We've found that other people looking for this hotel also know it by these names:

Forest Hotel Akishima

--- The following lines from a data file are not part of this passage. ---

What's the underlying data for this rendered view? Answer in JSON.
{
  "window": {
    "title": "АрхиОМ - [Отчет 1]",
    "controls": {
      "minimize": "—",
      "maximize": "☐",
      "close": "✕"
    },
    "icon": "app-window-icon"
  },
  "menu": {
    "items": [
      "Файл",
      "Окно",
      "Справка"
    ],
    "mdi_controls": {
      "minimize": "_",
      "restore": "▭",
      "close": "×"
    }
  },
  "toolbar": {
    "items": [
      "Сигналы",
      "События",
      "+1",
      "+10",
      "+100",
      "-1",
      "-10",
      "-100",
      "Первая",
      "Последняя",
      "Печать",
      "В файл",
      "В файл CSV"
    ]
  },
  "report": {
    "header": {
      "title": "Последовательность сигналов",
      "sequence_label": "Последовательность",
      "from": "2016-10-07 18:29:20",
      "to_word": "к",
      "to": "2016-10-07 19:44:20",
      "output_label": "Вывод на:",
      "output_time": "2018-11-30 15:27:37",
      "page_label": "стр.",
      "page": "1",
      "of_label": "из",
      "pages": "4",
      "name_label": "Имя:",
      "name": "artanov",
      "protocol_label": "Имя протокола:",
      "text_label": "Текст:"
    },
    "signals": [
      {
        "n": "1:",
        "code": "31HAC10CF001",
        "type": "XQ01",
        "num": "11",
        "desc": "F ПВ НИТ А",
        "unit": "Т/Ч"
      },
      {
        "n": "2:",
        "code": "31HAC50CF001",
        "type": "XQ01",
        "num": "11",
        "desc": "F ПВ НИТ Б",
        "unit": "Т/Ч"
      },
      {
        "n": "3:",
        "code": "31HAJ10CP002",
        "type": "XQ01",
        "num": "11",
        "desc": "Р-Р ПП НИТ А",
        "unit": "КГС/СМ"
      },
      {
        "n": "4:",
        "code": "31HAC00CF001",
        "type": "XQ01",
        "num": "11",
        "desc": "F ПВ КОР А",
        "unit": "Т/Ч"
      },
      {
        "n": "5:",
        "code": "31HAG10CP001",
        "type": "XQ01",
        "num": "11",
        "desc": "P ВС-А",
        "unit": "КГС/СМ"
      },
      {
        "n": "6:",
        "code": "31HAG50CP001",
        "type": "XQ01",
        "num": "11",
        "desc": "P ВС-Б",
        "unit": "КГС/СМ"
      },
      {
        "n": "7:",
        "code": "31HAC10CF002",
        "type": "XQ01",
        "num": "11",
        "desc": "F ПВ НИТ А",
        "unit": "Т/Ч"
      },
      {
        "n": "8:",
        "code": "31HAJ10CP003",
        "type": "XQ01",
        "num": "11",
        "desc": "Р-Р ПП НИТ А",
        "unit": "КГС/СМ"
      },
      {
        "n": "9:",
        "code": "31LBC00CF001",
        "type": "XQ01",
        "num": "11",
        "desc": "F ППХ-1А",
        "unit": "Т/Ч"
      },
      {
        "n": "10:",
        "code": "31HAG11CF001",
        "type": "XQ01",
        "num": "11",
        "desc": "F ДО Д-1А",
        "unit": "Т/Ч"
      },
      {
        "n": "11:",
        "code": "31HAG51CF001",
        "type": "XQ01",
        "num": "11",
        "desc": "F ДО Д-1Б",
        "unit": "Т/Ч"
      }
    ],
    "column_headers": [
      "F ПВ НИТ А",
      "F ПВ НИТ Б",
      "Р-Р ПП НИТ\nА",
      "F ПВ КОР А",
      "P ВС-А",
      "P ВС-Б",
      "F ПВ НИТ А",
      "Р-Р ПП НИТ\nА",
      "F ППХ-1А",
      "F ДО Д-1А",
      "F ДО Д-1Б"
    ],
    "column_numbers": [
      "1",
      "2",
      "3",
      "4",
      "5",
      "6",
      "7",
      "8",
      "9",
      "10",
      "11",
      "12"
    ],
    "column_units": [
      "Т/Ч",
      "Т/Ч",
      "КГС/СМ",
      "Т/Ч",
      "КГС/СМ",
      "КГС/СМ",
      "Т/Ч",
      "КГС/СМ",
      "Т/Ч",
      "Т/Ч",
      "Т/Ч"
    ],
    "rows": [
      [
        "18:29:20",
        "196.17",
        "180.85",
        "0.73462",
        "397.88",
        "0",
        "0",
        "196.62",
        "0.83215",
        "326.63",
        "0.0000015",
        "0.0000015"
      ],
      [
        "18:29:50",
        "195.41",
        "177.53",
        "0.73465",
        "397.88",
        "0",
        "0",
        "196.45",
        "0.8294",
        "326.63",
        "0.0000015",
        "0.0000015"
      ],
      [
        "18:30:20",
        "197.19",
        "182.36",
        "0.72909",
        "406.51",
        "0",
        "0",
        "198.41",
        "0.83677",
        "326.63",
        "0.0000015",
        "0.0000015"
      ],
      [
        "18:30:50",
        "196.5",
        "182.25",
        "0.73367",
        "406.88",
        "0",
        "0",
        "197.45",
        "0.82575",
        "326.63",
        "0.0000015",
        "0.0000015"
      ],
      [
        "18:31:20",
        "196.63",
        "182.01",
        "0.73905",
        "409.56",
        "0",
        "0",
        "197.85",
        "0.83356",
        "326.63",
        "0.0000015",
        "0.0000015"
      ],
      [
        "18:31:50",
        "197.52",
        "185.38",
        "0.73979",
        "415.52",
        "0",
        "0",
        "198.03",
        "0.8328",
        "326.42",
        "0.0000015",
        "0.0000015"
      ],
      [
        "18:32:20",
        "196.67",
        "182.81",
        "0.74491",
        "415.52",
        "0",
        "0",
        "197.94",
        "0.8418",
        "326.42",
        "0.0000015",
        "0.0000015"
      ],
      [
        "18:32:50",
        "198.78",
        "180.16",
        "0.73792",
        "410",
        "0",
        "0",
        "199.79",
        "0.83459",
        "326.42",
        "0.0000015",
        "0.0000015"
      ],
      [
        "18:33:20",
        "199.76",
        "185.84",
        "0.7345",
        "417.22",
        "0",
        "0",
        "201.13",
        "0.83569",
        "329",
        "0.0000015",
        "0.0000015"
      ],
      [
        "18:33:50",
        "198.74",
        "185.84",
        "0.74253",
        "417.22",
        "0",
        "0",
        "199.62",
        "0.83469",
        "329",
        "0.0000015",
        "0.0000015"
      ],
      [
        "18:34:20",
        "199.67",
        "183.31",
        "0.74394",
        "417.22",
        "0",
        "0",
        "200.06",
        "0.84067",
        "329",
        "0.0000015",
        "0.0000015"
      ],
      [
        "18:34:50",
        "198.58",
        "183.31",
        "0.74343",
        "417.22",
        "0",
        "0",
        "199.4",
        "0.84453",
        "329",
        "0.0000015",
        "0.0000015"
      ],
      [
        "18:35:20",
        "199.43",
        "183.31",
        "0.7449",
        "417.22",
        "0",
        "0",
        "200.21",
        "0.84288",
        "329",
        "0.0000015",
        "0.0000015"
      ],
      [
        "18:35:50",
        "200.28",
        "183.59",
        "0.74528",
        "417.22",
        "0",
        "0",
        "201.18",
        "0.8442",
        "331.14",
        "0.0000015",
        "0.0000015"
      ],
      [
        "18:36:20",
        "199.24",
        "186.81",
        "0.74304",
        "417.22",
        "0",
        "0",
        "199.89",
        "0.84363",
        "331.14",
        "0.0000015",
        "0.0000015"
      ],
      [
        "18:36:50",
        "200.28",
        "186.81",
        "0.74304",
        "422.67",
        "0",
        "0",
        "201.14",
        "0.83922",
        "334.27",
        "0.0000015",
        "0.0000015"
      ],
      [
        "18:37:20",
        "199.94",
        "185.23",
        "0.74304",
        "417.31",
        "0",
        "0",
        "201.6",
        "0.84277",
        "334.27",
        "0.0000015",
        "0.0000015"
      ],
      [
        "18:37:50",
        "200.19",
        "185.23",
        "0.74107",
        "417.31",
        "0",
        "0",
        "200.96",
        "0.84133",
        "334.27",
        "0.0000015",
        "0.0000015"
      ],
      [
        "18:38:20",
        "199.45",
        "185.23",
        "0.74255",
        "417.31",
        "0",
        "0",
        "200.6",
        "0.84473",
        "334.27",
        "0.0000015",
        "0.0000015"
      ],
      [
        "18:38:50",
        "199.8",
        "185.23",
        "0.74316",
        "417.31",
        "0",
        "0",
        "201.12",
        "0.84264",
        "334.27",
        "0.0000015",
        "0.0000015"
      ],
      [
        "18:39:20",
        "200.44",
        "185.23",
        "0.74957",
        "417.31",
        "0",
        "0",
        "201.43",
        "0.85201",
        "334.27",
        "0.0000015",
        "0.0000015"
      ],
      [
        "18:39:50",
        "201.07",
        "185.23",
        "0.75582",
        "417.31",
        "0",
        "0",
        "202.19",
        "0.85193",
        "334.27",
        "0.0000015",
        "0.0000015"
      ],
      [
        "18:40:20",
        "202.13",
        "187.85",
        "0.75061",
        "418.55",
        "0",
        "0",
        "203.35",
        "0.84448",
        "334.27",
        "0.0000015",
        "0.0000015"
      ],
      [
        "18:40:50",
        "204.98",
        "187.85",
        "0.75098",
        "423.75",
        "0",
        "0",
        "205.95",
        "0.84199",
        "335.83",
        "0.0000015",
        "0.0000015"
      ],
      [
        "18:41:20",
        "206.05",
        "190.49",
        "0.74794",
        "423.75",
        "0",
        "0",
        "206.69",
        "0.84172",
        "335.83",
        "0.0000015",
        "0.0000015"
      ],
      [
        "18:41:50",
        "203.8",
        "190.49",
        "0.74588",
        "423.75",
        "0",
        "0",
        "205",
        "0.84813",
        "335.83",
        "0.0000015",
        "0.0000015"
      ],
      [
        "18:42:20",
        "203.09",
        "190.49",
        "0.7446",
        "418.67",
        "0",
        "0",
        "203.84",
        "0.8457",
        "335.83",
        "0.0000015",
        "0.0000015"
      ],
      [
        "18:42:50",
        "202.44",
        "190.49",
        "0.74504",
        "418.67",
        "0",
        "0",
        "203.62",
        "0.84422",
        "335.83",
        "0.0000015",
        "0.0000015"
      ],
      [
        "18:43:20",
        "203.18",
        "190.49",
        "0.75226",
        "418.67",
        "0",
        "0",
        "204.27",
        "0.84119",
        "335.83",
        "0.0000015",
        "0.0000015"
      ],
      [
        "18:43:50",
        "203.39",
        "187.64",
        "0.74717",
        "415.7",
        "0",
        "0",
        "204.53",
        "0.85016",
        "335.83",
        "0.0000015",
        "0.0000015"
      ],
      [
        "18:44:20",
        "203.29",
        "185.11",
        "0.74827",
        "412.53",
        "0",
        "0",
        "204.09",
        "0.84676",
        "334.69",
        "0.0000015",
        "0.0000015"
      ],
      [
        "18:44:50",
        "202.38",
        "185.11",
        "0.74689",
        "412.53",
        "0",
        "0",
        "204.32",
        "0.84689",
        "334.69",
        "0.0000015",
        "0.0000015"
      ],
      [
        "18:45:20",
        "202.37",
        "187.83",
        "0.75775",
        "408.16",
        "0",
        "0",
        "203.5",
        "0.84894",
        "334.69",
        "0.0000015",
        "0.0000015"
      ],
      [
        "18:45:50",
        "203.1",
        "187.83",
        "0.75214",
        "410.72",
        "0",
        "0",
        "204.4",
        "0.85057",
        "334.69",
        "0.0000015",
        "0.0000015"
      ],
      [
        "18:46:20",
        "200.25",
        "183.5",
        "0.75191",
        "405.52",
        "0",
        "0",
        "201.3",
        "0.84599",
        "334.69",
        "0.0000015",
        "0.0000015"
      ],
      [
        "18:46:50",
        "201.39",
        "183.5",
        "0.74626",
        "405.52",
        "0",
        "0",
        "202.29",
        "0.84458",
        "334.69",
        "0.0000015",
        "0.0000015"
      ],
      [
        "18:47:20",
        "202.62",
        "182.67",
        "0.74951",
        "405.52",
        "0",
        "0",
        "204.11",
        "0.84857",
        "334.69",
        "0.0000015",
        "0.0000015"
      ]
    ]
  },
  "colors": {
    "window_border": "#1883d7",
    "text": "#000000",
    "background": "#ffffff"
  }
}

Address: Showa no Mori, Akishima, Tokyo Prefecture, 196 8601, Japan